Laurent Schwarz was one of the most eminent French mathematicians of the 20th century, so it’s very appropriate that the Société Mathématique de France has published his collected mathematical works in their series of “Documents Mathématiques.” The adjective “scientifiques” is important: Schwarz was a committed political activist and wrote much on political and moral topics; these volumes focus only on his mathematical work.
The material has been organized by topic. The first two volumes contain Schwartz’s papers on Analysis and Partial Differential Equations, which were of course the main focus of his career. In particular, this section includes the papers in which Schwartz created his theory of distributions, perhaps his most famous contribution to mathematics. The third volume collects papers on other subjects, with sections on Banach Spaces and Probability Theory and a final section containing a scattering of historical works, most of which are memorial pieces on the works of mathematicians: Denjoy, Hadamard, Lévy, Kolmogorov, and Dieudonné. The papers are, as usual, reproduced photographically from their original publication, even when the results don’t look all that pretty (as is the case, for example, for the notes from seminar talks).
The first volume has a section called “Quelques Photos” with five photographs taken at different times, and another called “Quelques Documents” with reproductions of some of Schwartz’s correspondence and other materials.
A very welcome feature is the inclusion of materials from Schwarz’s many “Séminaires.” Volume 1, for example, includes 24 “exposés” from the Séminaire Schwartz 1953/54, and volume 2 includes several more from 1954–1956.
Several historical introductions are included. B. Malgrange introduces the first section with an account of “La théorie des distributions,” A. Guichardet gives us “Laurent Schwatrz et les séminaires,” G. Godefroy discusses “L’influence de Laurent Schwartz en théorie des espaces de Banach,” and finally M. Émery surveys “Laurent Schwartz probabiliste.”

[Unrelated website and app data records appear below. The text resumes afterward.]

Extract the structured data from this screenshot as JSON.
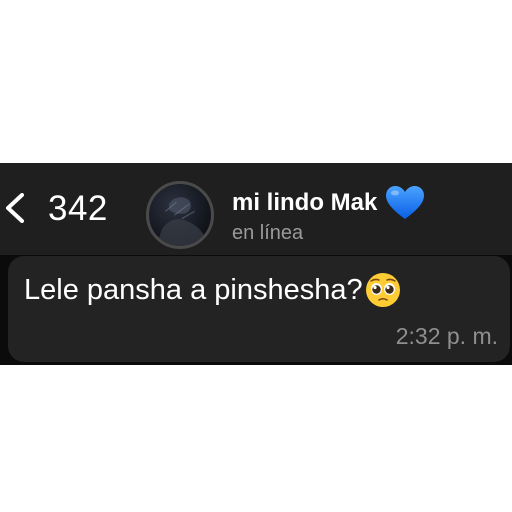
{
  "header": {
    "back_icon": "chevron-left-icon",
    "back_count": "342",
    "contact_name": "mi lindo Mak",
    "contact_status": "en línea",
    "avatar_icon": "contact-avatar-photo",
    "name_emoji_icon": "blue-heart-icon"
  },
  "message": {
    "text": "Lele pansha a pinshesha?",
    "emoji_icon": "pleading-face-icon",
    "time": "2:32 p. m."
  },
  "colors": {
    "header_bg": "#1f1f1f",
    "bubble_bg": "#232323",
    "text": "#ffffff",
    "muted": "#9a9a9a",
    "heart": "#1e78ff"
  }
}
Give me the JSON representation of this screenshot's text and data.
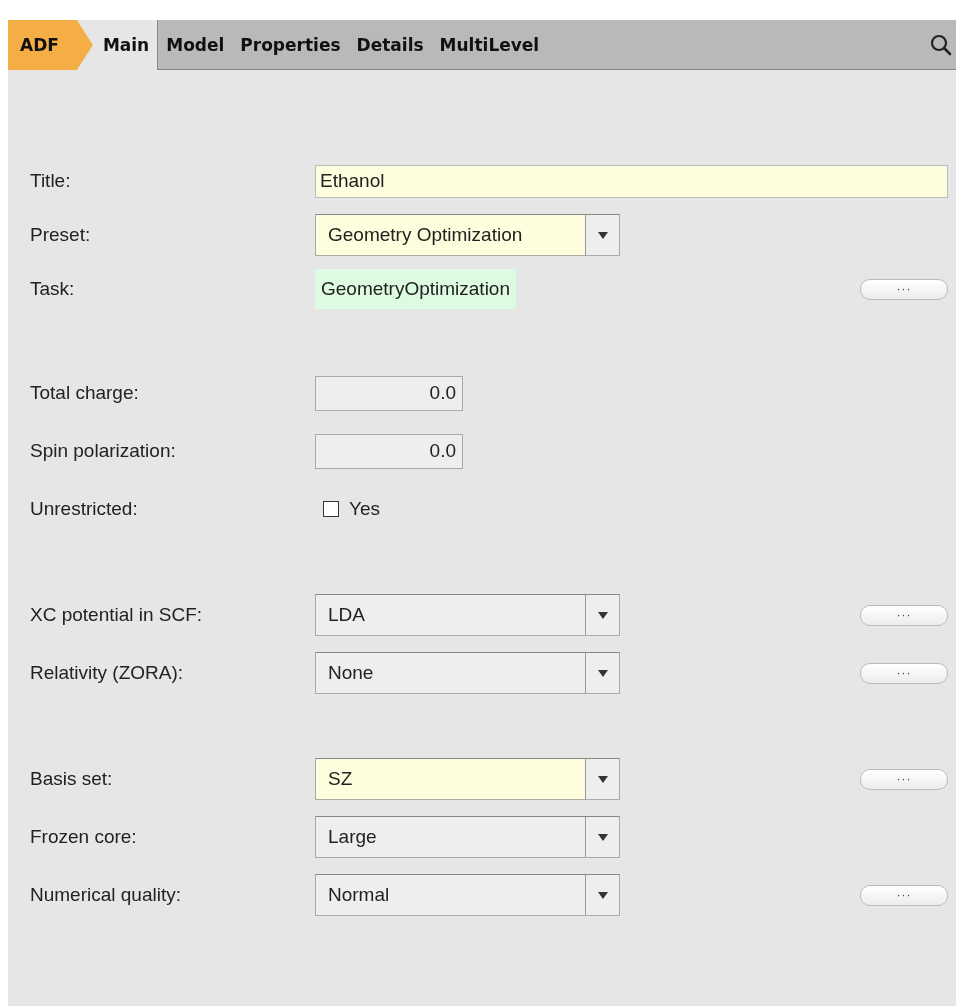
{
  "brand": "ADF",
  "tabs": [
    {
      "label": "Main",
      "selected": true
    },
    {
      "label": "Model",
      "selected": false
    },
    {
      "label": "Properties",
      "selected": false
    },
    {
      "label": "Details",
      "selected": false
    },
    {
      "label": "MultiLevel",
      "selected": false
    }
  ],
  "groups": [
    {
      "rows": [
        {
          "kind": "text",
          "label": "Title:",
          "value": "Ethanol",
          "modified": true
        },
        {
          "kind": "combo",
          "label": "Preset:",
          "value": "Geometry Optimization",
          "modified": true
        },
        {
          "kind": "readonly",
          "label": "Task:",
          "value": "GeometryOptimization",
          "more": "···"
        }
      ]
    },
    {
      "rows": [
        {
          "kind": "number",
          "label": "Total charge:",
          "value": "0.0"
        },
        {
          "kind": "number",
          "label": "Spin polarization:",
          "value": "0.0"
        },
        {
          "kind": "checkbox",
          "label": "Unrestricted:",
          "value": "Yes",
          "checked": false
        }
      ]
    },
    {
      "rows": [
        {
          "kind": "combo",
          "label": "XC potential in SCF:",
          "value": "LDA",
          "modified": false,
          "more": "···"
        },
        {
          "kind": "combo",
          "label": "Relativity (ZORA):",
          "value": "None",
          "modified": false,
          "more": "···"
        }
      ]
    },
    {
      "rows": [
        {
          "kind": "combo",
          "label": "Basis set:",
          "value": "SZ",
          "modified": true,
          "more": "···"
        },
        {
          "kind": "combo",
          "label": "Frozen core:",
          "value": "Large",
          "modified": false
        },
        {
          "kind": "combo",
          "label": "Numerical quality:",
          "value": "Normal",
          "modified": false,
          "more": "···"
        }
      ]
    }
  ]
}
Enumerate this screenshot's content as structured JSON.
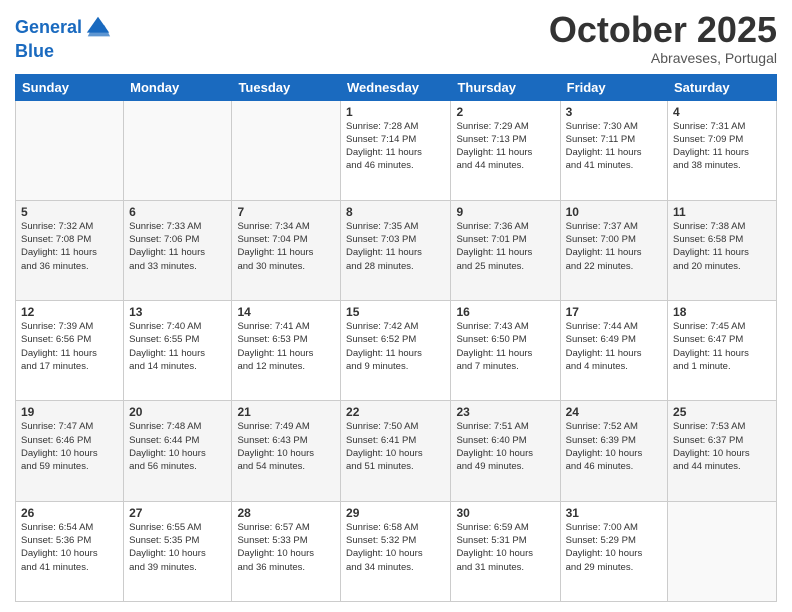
{
  "header": {
    "logo_line1": "General",
    "logo_line2": "Blue",
    "month": "October 2025",
    "location": "Abraveses, Portugal"
  },
  "days_of_week": [
    "Sunday",
    "Monday",
    "Tuesday",
    "Wednesday",
    "Thursday",
    "Friday",
    "Saturday"
  ],
  "weeks": [
    [
      {
        "day": "",
        "info": ""
      },
      {
        "day": "",
        "info": ""
      },
      {
        "day": "",
        "info": ""
      },
      {
        "day": "1",
        "info": "Sunrise: 7:28 AM\nSunset: 7:14 PM\nDaylight: 11 hours\nand 46 minutes."
      },
      {
        "day": "2",
        "info": "Sunrise: 7:29 AM\nSunset: 7:13 PM\nDaylight: 11 hours\nand 44 minutes."
      },
      {
        "day": "3",
        "info": "Sunrise: 7:30 AM\nSunset: 7:11 PM\nDaylight: 11 hours\nand 41 minutes."
      },
      {
        "day": "4",
        "info": "Sunrise: 7:31 AM\nSunset: 7:09 PM\nDaylight: 11 hours\nand 38 minutes."
      }
    ],
    [
      {
        "day": "5",
        "info": "Sunrise: 7:32 AM\nSunset: 7:08 PM\nDaylight: 11 hours\nand 36 minutes."
      },
      {
        "day": "6",
        "info": "Sunrise: 7:33 AM\nSunset: 7:06 PM\nDaylight: 11 hours\nand 33 minutes."
      },
      {
        "day": "7",
        "info": "Sunrise: 7:34 AM\nSunset: 7:04 PM\nDaylight: 11 hours\nand 30 minutes."
      },
      {
        "day": "8",
        "info": "Sunrise: 7:35 AM\nSunset: 7:03 PM\nDaylight: 11 hours\nand 28 minutes."
      },
      {
        "day": "9",
        "info": "Sunrise: 7:36 AM\nSunset: 7:01 PM\nDaylight: 11 hours\nand 25 minutes."
      },
      {
        "day": "10",
        "info": "Sunrise: 7:37 AM\nSunset: 7:00 PM\nDaylight: 11 hours\nand 22 minutes."
      },
      {
        "day": "11",
        "info": "Sunrise: 7:38 AM\nSunset: 6:58 PM\nDaylight: 11 hours\nand 20 minutes."
      }
    ],
    [
      {
        "day": "12",
        "info": "Sunrise: 7:39 AM\nSunset: 6:56 PM\nDaylight: 11 hours\nand 17 minutes."
      },
      {
        "day": "13",
        "info": "Sunrise: 7:40 AM\nSunset: 6:55 PM\nDaylight: 11 hours\nand 14 minutes."
      },
      {
        "day": "14",
        "info": "Sunrise: 7:41 AM\nSunset: 6:53 PM\nDaylight: 11 hours\nand 12 minutes."
      },
      {
        "day": "15",
        "info": "Sunrise: 7:42 AM\nSunset: 6:52 PM\nDaylight: 11 hours\nand 9 minutes."
      },
      {
        "day": "16",
        "info": "Sunrise: 7:43 AM\nSunset: 6:50 PM\nDaylight: 11 hours\nand 7 minutes."
      },
      {
        "day": "17",
        "info": "Sunrise: 7:44 AM\nSunset: 6:49 PM\nDaylight: 11 hours\nand 4 minutes."
      },
      {
        "day": "18",
        "info": "Sunrise: 7:45 AM\nSunset: 6:47 PM\nDaylight: 11 hours\nand 1 minute."
      }
    ],
    [
      {
        "day": "19",
        "info": "Sunrise: 7:47 AM\nSunset: 6:46 PM\nDaylight: 10 hours\nand 59 minutes."
      },
      {
        "day": "20",
        "info": "Sunrise: 7:48 AM\nSunset: 6:44 PM\nDaylight: 10 hours\nand 56 minutes."
      },
      {
        "day": "21",
        "info": "Sunrise: 7:49 AM\nSunset: 6:43 PM\nDaylight: 10 hours\nand 54 minutes."
      },
      {
        "day": "22",
        "info": "Sunrise: 7:50 AM\nSunset: 6:41 PM\nDaylight: 10 hours\nand 51 minutes."
      },
      {
        "day": "23",
        "info": "Sunrise: 7:51 AM\nSunset: 6:40 PM\nDaylight: 10 hours\nand 49 minutes."
      },
      {
        "day": "24",
        "info": "Sunrise: 7:52 AM\nSunset: 6:39 PM\nDaylight: 10 hours\nand 46 minutes."
      },
      {
        "day": "25",
        "info": "Sunrise: 7:53 AM\nSunset: 6:37 PM\nDaylight: 10 hours\nand 44 minutes."
      }
    ],
    [
      {
        "day": "26",
        "info": "Sunrise: 6:54 AM\nSunset: 5:36 PM\nDaylight: 10 hours\nand 41 minutes."
      },
      {
        "day": "27",
        "info": "Sunrise: 6:55 AM\nSunset: 5:35 PM\nDaylight: 10 hours\nand 39 minutes."
      },
      {
        "day": "28",
        "info": "Sunrise: 6:57 AM\nSunset: 5:33 PM\nDaylight: 10 hours\nand 36 minutes."
      },
      {
        "day": "29",
        "info": "Sunrise: 6:58 AM\nSunset: 5:32 PM\nDaylight: 10 hours\nand 34 minutes."
      },
      {
        "day": "30",
        "info": "Sunrise: 6:59 AM\nSunset: 5:31 PM\nDaylight: 10 hours\nand 31 minutes."
      },
      {
        "day": "31",
        "info": "Sunrise: 7:00 AM\nSunset: 5:29 PM\nDaylight: 10 hours\nand 29 minutes."
      },
      {
        "day": "",
        "info": ""
      }
    ]
  ]
}
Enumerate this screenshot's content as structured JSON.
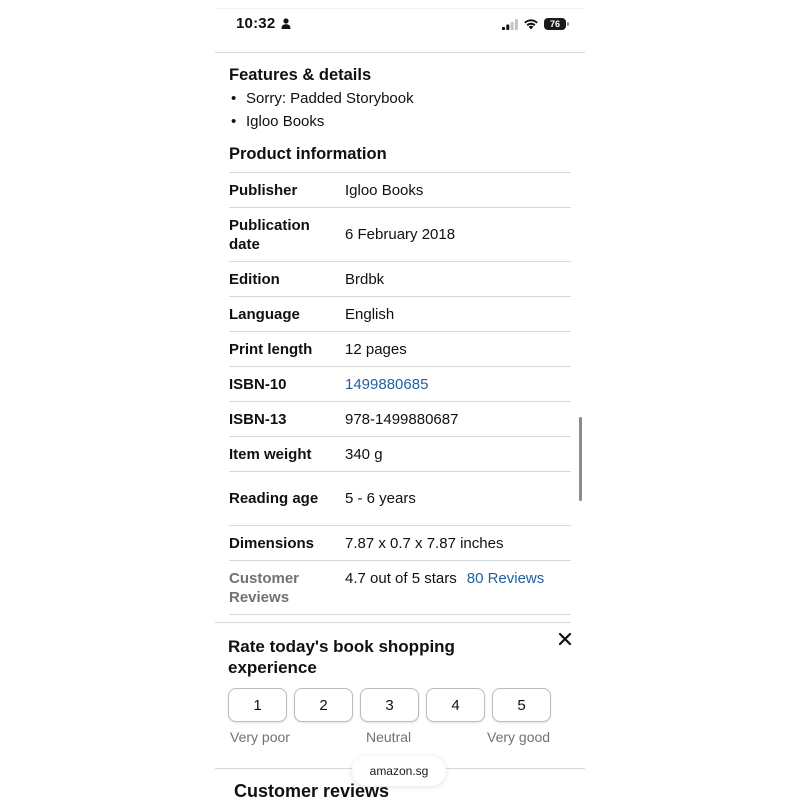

The overall package is well produced, attractively presented, and of great value to anyone interested in the history of mathematics in the twentieth century.
Fernando Q. Gouvêa is Carter Professor of Mathematics at Colby College in Waterville, ME.